Locating emotions in the body: Gestalt Therapists may ask clients where they are experiencing the emotion in their body. For example, a client may say they are feeling nervous about something. The therapist may ask where this is coming from in the body and the response from the client may be that the feeling is butterflies in the stomach. This helps the client to bring about more awareness into sensations and their emotions.
Repetition and exaggeration: If there is repetition such as the example of the client tapping their feet on the ground, the therapist would get them to exaggerate the movement and talk about feelings that come up. This in turn focuses on the emotion and should help to release the blocked awareness.
Confusion: The technique of dealing with confusion of the client is about drawing attention to the client’s hesitation in talking about something unpleasant. The hesitation can be shown through avoidance, blanking out, verbalism and fantasy (Patterson, 1986). By drawing attention to the hesitation, it creates self-awareness for the client and allows the client to work through the issue.

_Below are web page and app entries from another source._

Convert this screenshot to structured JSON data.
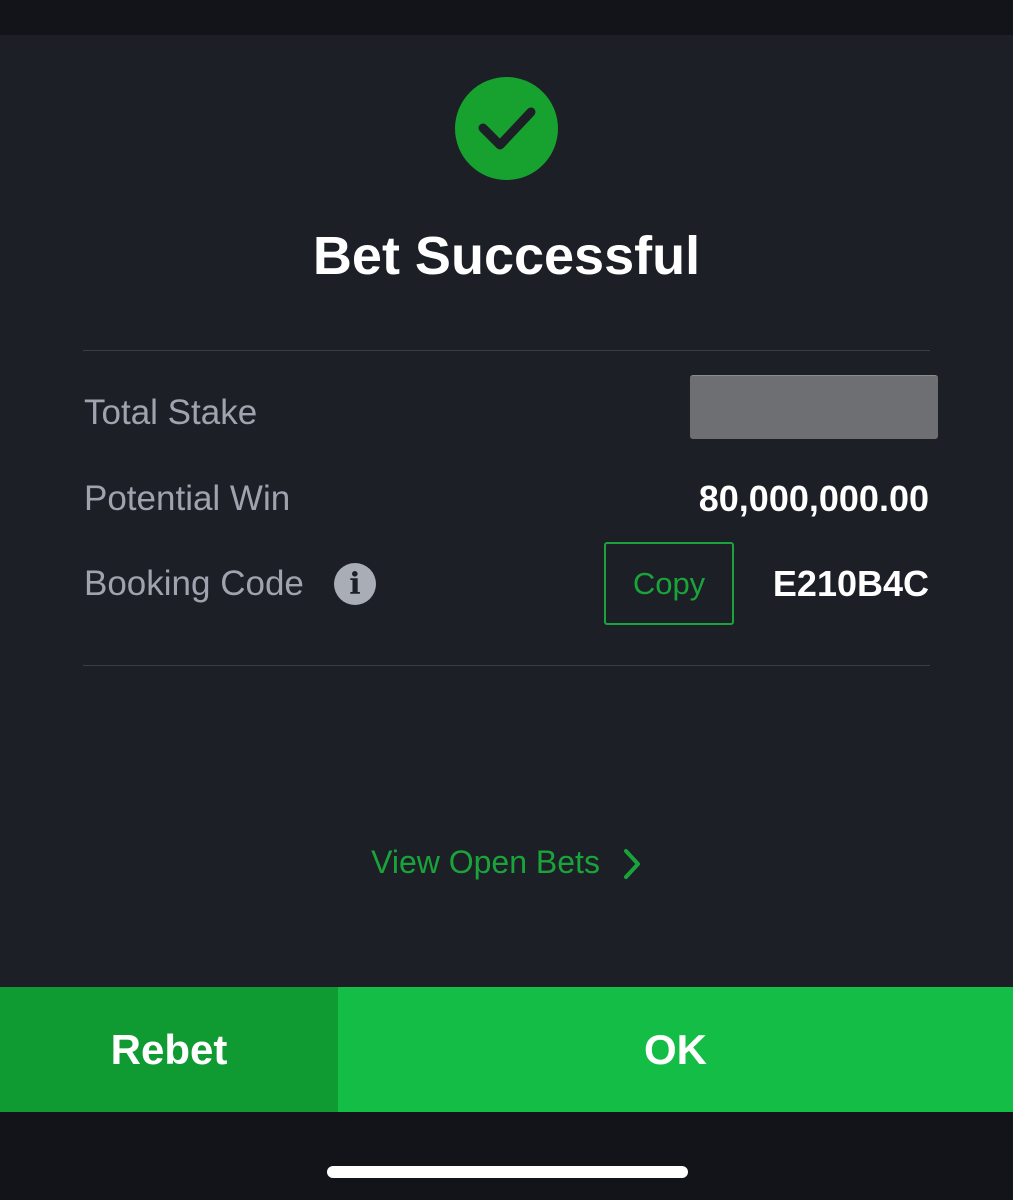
{
  "status": {
    "icon": "checkmark-circle-icon",
    "title": "Bet Successful"
  },
  "details": {
    "total_stake_label": "Total Stake",
    "potential_win_label": "Potential Win",
    "potential_win_value": "80,000,000.00",
    "booking_code_label": "Booking Code",
    "booking_code_value": "E210B4C",
    "copy_label": "Copy",
    "info_glyph": "i"
  },
  "links": {
    "view_open_bets": "View Open Bets"
  },
  "actions": {
    "rebet_label": "Rebet",
    "ok_label": "OK"
  },
  "colors": {
    "background": "#1c1f26",
    "accent_green": "#14bd46",
    "rebet_green": "#0f9a32",
    "link_green": "#1aa33a"
  }
}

Confrontation: In Gestalt Therapy, confrontation means ‘to challenge or frustrate the client’. The client is challenged with sensitivity and empathy on the part of the therapist to face the issues important to them. It is an invaluable tool for bringing clients into clear awareness of their realities, when used appropriately. However, confrontation is not a technique that can be used with all clients.
Originally Gestalt Therapy was predominantly used to treat individuals who were anxious and/or depressed and who were not showing serious pathological symptoms. Although still used in the treatment of anxiety and depression, Gestalt Therapy has been effective in treating clients with personality disorders such as borderline personality disorder.

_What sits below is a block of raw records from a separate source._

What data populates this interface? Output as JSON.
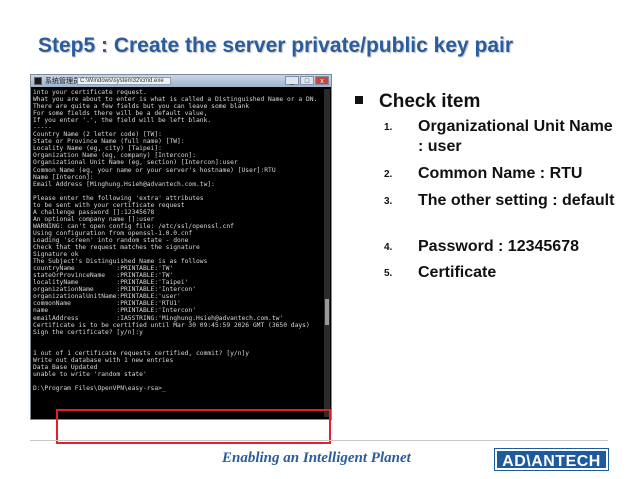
{
  "title": "Step5 : Create the server private/public key pair",
  "console": {
    "window_title": "系统管理员",
    "window_path": "C:\\Windows\\system32\\cmd.exe",
    "buttons": [
      "_",
      "□",
      "x"
    ],
    "lines": [
      "into your certificate request.",
      "What you are about to enter is what is called a Distinguished Name or a DN.",
      "There are quite a few fields but you can leave some blank",
      "For some fields there will be a default value,",
      "If you enter '.', the field will be left blank.",
      "-----",
      "Country Name (2 letter code) [TW]:",
      "State or Province Name (full name) [TW]:",
      "Locality Name (eg, city) [Taipei]:",
      "Organization Name (eg, company) [Intercon]:",
      "Organizational Unit Name (eg, section) [Intercon]:user",
      "Common Name (eg, your name or your server's hostname) [User]:RTU",
      "Name [Intercon]:",
      "Email Address [Minghung.Hsieh@advantech.com.tw]:",
      "",
      "Please enter the following 'extra' attributes",
      "to be sent with your certificate request",
      "A challenge password []:12345678",
      "An optional company name []:user",
      "WARNING: can't open config file: /etc/ssl/openssl.cnf",
      "Using configuration from openssl-1.0.0.cnf",
      "Loading 'screen' into random state - done",
      "Check that the request matches the signature",
      "Signature ok",
      "The Subject's Distinguished Name is as follows",
      "countryName           :PRINTABLE:'TW'",
      "stateOrProvinceName   :PRINTABLE:'TW'",
      "localityName          :PRINTABLE:'Taipei'",
      "organizationName      :PRINTABLE:'Intercon'",
      "organizationalUnitName:PRINTABLE:'user'",
      "commonName            :PRINTABLE:'RTU1'",
      "name                  :PRINTABLE:'Intercon'",
      "emailAddress          :IA5STRING:'Minghung.Hsieh@advantech.com.tw'",
      "Certificate is to be certified until Mar 30 09:45:59 2026 GMT (3650 days)",
      "Sign the certificate? [y/n]:y",
      "",
      "",
      "1 out of 1 certificate requests certified, commit? [y/n]y",
      "Write out database with 1 new entries",
      "Data Base Updated",
      "unable to write 'random state'",
      "",
      "D:\\Program Files\\OpenVPN\\easy-rsa>_"
    ]
  },
  "check": {
    "heading": "Check item",
    "items": [
      {
        "num": "1.",
        "text": "Organizational Unit Name : user"
      },
      {
        "num": "2.",
        "text": "Common Name : RTU"
      },
      {
        "num": "3.",
        "text": "The other setting : default"
      },
      {
        "num": "4.",
        "text": "Password : 12345678"
      },
      {
        "num": "5.",
        "text": "Certificate"
      }
    ]
  },
  "footer": {
    "tagline": "Enabling an Intelligent Planet",
    "logo": "AD\\ANTECH"
  },
  "colors": {
    "title": "#2a5c9e",
    "highlight": "#e0202a",
    "logo_bg": "#1d5a9f"
  }
}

Gestalt Therapy is also effective in counselling groups, couples, and families (Corsini & Wedding, 2000).
There is empirical research to support Gestalt Therapy and its techniques (Corsini & Wedding, 2000). Specifically,

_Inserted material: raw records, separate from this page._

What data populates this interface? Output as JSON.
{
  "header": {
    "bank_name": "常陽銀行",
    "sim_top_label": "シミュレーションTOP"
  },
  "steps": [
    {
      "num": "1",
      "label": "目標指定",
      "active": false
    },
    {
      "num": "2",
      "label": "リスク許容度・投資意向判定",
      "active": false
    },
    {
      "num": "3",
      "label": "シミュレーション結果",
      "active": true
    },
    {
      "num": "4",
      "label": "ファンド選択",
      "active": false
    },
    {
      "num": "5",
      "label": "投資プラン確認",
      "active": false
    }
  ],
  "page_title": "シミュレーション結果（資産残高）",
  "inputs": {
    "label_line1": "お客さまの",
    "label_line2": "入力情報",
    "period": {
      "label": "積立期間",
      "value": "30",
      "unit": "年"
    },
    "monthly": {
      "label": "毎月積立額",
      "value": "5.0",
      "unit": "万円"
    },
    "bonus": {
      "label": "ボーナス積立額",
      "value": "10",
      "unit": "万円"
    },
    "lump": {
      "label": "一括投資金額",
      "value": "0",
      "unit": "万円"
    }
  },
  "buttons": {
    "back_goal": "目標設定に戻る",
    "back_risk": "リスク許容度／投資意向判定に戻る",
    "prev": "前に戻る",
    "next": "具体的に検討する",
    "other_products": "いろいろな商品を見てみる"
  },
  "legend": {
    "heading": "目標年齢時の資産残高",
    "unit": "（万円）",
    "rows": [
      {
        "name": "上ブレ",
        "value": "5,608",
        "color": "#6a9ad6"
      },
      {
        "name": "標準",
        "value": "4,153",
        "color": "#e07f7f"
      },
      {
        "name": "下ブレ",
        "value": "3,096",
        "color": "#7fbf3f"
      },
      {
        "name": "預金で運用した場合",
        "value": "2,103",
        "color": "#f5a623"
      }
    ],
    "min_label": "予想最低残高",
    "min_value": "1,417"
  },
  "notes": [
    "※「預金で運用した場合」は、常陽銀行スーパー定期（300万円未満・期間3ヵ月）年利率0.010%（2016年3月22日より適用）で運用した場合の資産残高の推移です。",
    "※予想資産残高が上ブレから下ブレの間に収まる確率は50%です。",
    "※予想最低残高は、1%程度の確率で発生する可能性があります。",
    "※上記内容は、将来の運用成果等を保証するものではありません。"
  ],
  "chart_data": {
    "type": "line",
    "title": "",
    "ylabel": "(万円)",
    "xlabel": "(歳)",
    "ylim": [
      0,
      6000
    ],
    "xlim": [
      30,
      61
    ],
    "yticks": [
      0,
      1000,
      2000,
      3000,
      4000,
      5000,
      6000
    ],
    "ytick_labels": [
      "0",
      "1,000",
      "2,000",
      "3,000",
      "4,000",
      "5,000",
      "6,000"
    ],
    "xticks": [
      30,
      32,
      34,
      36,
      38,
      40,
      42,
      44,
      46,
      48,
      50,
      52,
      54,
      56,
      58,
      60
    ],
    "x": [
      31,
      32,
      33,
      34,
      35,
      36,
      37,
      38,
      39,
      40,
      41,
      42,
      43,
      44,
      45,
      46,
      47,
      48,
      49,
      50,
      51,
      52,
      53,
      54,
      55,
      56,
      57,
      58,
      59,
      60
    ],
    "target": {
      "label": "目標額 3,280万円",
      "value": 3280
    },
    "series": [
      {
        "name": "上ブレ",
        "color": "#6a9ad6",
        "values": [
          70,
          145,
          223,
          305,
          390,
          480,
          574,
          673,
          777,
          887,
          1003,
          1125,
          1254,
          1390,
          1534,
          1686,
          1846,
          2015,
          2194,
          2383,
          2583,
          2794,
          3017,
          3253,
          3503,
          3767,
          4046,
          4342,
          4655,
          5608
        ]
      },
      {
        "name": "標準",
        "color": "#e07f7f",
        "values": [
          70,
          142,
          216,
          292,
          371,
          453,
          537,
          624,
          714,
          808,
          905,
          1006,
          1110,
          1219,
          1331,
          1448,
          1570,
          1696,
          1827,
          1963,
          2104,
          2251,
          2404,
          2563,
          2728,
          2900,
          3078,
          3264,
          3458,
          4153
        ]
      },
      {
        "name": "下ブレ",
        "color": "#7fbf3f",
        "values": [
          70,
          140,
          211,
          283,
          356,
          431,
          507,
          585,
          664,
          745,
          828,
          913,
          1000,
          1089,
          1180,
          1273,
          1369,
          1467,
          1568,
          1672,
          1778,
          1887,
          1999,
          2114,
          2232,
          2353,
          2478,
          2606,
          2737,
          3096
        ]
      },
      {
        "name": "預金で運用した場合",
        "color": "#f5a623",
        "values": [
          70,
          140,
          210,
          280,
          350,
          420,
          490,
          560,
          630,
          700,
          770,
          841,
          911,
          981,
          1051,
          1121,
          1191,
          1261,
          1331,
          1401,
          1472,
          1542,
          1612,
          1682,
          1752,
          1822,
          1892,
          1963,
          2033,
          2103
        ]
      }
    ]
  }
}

Gestalt Therapy is equal to or greater than other therapies in treating various disorders, Gestalt Therapy has a beneficial impact with personality disorders, and the effects of therapy are stable.
Works with the past by making it relevant to the present (Corey, 2005).
Versatile and flexible in its approach to therapy. It has many techniques and may be applied to different therapeutic issues.
For Gestalt Therapy to be effective, the therapist must have a high level of personal development (Corey, 2005).
Effectiveness of the confronting and theatrical techniques of Gestalt Therapy is limited and has not been well established.
It has been considered to be a self-centred approach which is concerned with just individual development.
Potential danger for therapists to abuse the power they have with clients (Corey, 2005).
Lacks a strong theoretical base.
Deals only with the here and now.
Does not deal with diagnosis and testing.
Gestalt Therapy focuses on the integration between the “whole” person and his or her environment. This therapy sees a healthy individual as being someone who has awareness in his or her life and lives in the here and now rather than focusing on the past or future. Gestalt Therapy has a number of successful techniques that are applicable in therapy today and may be utilised across a broad spectrum of emotional issues.
Corey, C. (2005). Theory and practice of counseling & psychotherapy. (7th ed.). Belmont, CA: Thomson Learning.
Corsini, R.J., & Wedding, D. (Eds.). (2000). Current Psychotherapies. (6th ed.). Belmont, CA: Thomson Learning, Inc.
Gladding, S.T. (2000). Counseling: A comprehensive profession. (4th ed.). Upper Saddle River, NJ: Prentice-Hall, Inc.
Paterson, C. H. (1986). Theories of counselling and psychotherapy. New York, NY: Harper & Row.
Seligman, L. (2006). Theories of counseling and psychotherapy: Systems, strategies, and skills. (2nd ed.). Upper Saddle River, New Jersey: Pearson Education, Ltd.